===== Records to process

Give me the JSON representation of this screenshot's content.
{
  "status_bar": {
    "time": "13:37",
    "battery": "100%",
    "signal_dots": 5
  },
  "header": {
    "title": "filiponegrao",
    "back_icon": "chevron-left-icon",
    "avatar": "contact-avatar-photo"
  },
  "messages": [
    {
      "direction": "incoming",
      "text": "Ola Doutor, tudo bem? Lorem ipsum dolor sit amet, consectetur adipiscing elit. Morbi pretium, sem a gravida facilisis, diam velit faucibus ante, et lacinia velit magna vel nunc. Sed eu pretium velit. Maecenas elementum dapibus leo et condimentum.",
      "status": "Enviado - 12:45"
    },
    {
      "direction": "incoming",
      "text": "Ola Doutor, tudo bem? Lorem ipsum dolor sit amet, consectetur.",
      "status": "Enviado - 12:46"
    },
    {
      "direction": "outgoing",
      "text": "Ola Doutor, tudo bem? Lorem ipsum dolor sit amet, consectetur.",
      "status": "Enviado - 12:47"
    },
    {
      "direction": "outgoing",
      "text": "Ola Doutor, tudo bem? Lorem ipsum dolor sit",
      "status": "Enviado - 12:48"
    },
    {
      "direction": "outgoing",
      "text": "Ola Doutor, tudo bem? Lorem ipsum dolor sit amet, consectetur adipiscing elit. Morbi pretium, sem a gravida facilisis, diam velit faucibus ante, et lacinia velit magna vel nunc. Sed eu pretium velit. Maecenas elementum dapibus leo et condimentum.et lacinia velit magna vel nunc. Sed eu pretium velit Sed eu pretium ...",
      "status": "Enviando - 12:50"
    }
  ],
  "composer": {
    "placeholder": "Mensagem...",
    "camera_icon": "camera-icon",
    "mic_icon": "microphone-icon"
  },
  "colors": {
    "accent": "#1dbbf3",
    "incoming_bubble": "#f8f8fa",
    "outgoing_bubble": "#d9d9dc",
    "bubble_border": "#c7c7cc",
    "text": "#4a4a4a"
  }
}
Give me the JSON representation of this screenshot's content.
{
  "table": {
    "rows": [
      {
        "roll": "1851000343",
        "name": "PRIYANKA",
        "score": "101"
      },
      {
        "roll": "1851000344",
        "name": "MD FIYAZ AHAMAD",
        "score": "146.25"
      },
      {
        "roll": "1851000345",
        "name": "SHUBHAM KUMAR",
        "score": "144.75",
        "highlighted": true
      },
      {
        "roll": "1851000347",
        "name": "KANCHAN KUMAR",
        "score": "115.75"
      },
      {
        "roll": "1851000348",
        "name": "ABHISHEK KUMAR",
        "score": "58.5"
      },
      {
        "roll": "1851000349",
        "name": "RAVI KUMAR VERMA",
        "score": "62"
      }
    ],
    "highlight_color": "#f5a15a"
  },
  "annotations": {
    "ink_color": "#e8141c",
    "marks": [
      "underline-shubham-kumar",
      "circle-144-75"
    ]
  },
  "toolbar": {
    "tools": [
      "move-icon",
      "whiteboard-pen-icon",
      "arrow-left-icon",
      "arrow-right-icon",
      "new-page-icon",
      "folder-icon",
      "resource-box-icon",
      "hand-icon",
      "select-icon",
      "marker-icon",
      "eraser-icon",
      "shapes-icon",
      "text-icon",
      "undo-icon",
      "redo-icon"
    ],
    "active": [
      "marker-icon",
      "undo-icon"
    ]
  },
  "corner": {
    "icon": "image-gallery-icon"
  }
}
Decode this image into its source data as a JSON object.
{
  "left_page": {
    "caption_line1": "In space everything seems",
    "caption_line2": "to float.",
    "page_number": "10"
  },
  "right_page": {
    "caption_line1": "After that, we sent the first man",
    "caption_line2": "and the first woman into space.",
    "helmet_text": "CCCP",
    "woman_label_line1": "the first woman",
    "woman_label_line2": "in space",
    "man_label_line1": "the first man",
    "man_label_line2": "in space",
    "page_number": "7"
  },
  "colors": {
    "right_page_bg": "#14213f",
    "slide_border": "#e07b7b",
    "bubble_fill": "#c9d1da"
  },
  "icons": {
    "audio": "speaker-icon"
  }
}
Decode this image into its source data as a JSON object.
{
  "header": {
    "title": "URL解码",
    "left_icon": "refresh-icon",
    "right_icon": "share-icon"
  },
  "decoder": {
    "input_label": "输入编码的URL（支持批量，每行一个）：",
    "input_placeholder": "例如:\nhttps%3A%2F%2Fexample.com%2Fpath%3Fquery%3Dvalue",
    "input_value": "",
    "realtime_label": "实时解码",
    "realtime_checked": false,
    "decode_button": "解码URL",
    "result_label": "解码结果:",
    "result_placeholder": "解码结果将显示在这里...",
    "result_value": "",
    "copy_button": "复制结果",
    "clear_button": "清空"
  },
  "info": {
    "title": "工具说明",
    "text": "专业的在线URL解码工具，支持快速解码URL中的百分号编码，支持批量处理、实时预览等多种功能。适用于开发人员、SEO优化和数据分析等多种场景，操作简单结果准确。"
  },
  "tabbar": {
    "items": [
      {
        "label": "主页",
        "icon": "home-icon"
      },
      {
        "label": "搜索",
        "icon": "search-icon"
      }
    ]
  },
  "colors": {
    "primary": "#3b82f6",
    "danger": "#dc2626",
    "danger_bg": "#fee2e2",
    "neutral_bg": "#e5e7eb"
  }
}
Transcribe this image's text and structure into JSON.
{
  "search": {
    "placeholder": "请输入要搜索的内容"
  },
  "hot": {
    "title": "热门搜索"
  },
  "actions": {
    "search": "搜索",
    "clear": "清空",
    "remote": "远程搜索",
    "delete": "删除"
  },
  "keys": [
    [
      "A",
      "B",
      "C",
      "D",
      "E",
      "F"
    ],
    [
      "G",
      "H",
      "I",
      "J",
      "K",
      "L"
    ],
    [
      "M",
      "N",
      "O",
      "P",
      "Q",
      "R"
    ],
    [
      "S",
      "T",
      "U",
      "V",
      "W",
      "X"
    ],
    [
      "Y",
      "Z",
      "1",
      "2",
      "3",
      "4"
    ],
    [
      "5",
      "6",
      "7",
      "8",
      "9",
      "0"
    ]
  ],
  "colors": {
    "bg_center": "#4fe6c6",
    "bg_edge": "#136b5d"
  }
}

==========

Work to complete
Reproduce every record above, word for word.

Your solution
Give me the JSON representation of this screenshot's content.
{
  "status_bar": {
    "time": "13:37",
    "battery": "100%",
    "signal_dots": 5
  },
  "header": {
    "title": "filiponegrao",
    "back_icon": "chevron-left-icon",
    "avatar": "contact-avatar-photo"
  },
  "messages": [
    {
      "direction": "incoming",
      "text": "Ola Doutor, tudo bem? Lorem ipsum dolor sit amet, consectetur adipiscing elit. Morbi pretium, sem a gravida facilisis, diam velit faucibus ante, et lacinia velit magna vel nunc. Sed eu pretium velit. Maecenas elementum dapibus leo et condimentum.",
      "status": "Enviado - 12:45"
    },
    {
      "direction": "incoming",
      "text": "Ola Doutor, tudo bem? Lorem ipsum dolor sit amet, consectetur.",
      "status": "Enviado - 12:46"
    },
    {
      "direction": "outgoing",
      "text": "Ola Doutor, tudo bem? Lorem ipsum dolor sit amet, consectetur.",
      "status": "Enviado - 12:47"
    },
    {
      "direction": "outgoing",
      "text": "Ola Doutor, tudo bem? Lorem ipsum dolor sit",
      "status": "Enviado - 12:48"
    },
    {
      "direction": "outgoing",
      "text": "Ola Doutor, tudo bem? Lorem ipsum dolor sit amet, consectetur adipiscing elit. Morbi pretium, sem a gravida facilisis, diam velit faucibus ante, et lacinia velit magna vel nunc. Sed eu pretium velit. Maecenas elementum dapibus leo et condimentum.et lacinia velit magna vel nunc. Sed eu pretium velit Sed eu pretium ...",
      "status": "Enviando - 12:50"
    }
  ],
  "composer": {
    "placeholder": "Mensagem...",
    "camera_icon": "camera-icon",
    "mic_icon": "microphone-icon"
  },
  "colors": {
    "accent": "#1dbbf3",
    "incoming_bubble": "#f8f8fa",
    "outgoing_bubble": "#d9d9dc",
    "bubble_border": "#c7c7cc",
    "text": "#4a4a4a"
  }
}
Give me the JSON representation of this screenshot's content.
{
  "table": {
    "rows": [
      {
        "roll": "1851000343",
        "name": "PRIYANKA",
        "score": "101"
      },
      {
        "roll": "1851000344",
        "name": "MD FIYAZ AHAMAD",
        "score": "146.25"
      },
      {
        "roll": "1851000345",
        "name": "SHUBHAM KUMAR",
        "score": "144.75",
        "highlighted": true
      },
      {
        "roll": "1851000347",
        "name": "KANCHAN KUMAR",
        "score": "115.75"
      },
      {
        "roll": "1851000348",
        "name": "ABHISHEK KUMAR",
        "score": "58.5"
      },
      {
        "roll": "1851000349",
        "name": "RAVI KUMAR VERMA",
        "score": "62"
      }
    ],
    "highlight_color": "#f5a15a"
  },
  "annotations": {
    "ink_color": "#e8141c",
    "marks": [
      "underline-shubham-kumar",
      "circle-144-75"
    ]
  },
  "toolbar": {
    "tools": [
      "move-icon",
      "whiteboard-pen-icon",
      "arrow-left-icon",
      "arrow-right-icon",
      "new-page-icon",
      "folder-icon",
      "resource-box-icon",
      "hand-icon",
      "select-icon",
      "marker-icon",
      "eraser-icon",
      "shapes-icon",
      "text-icon",
      "undo-icon",
      "redo-icon"
    ],
    "active": [
      "marker-icon",
      "undo-icon"
    ]
  },
  "corner": {
    "icon": "image-gallery-icon"
  }
}
Decode this image into its source data as a JSON object.
{
  "left_page": {
    "caption_line1": "In space everything seems",
    "caption_line2": "to float.",
    "page_number": "10"
  },
  "right_page": {
    "caption_line1": "After that, we sent the first man",
    "caption_line2": "and the first woman into space.",
    "helmet_text": "CCCP",
    "woman_label_line1": "the first woman",
    "woman_label_line2": "in space",
    "man_label_line1": "the first man",
    "man_label_line2": "in space",
    "page_number": "7"
  },
  "colors": {
    "right_page_bg": "#14213f",
    "slide_border": "#e07b7b",
    "bubble_fill": "#c9d1da"
  },
  "icons": {
    "audio": "speaker-icon"
  }
}
Decode this image into its source data as a JSON object.
{
  "header": {
    "title": "URL解码",
    "left_icon": "refresh-icon",
    "right_icon": "share-icon"
  },
  "decoder": {
    "input_label": "输入编码的URL（支持批量，每行一个）：",
    "input_placeholder": "例如:\nhttps%3A%2F%2Fexample.com%2Fpath%3Fquery%3Dvalue",
    "input_value": "",
    "realtime_label": "实时解码",
    "realtime_checked": false,
    "decode_button": "解码URL",
    "result_label": "解码结果:",
    "result_placeholder": "解码结果将显示在这里...",
    "result_value": "",
    "copy_button": "复制结果",
    "clear_button": "清空"
  },
  "info": {
    "title": "工具说明",
    "text": "专业的在线URL解码工具，支持快速解码URL中的百分号编码，支持批量处理、实时预览等多种功能。适用于开发人员、SEO优化和数据分析等多种场景，操作简单结果准确。"
  },
  "tabbar": {
    "items": [
      {
        "label": "主页",
        "icon": "home-icon"
      },
      {
        "label": "搜索",
        "icon": "search-icon"
      }
    ]
  },
  "colors": {
    "primary": "#3b82f6",
    "danger": "#dc2626",
    "danger_bg": "#fee2e2",
    "neutral_bg": "#e5e7eb"
  }
}
Transcribe this image's text and structure into JSON.
{
  "search": {
    "placeholder": "请输入要搜索的内容"
  },
  "hot": {
    "title": "热门搜索"
  },
  "actions": {
    "search": "搜索",
    "clear": "清空",
    "remote": "远程搜索",
    "delete": "删除"
  },
  "keys": [
    [
      "A",
      "B",
      "C",
      "D",
      "E",
      "F"
    ],
    [
      "G",
      "H",
      "I",
      "J",
      "K",
      "L"
    ],
    [
      "M",
      "N",
      "O",
      "P",
      "Q",
      "R"
    ],
    [
      "S",
      "T",
      "U",
      "V",
      "W",
      "X"
    ],
    [
      "Y",
      "Z",
      "1",
      "2",
      "3",
      "4"
    ],
    [
      "5",
      "6",
      "7",
      "8",
      "9",
      "0"
    ]
  ],
  "colors": {
    "bg_center": "#4fe6c6",
    "bg_edge": "#136b5d"
  }
}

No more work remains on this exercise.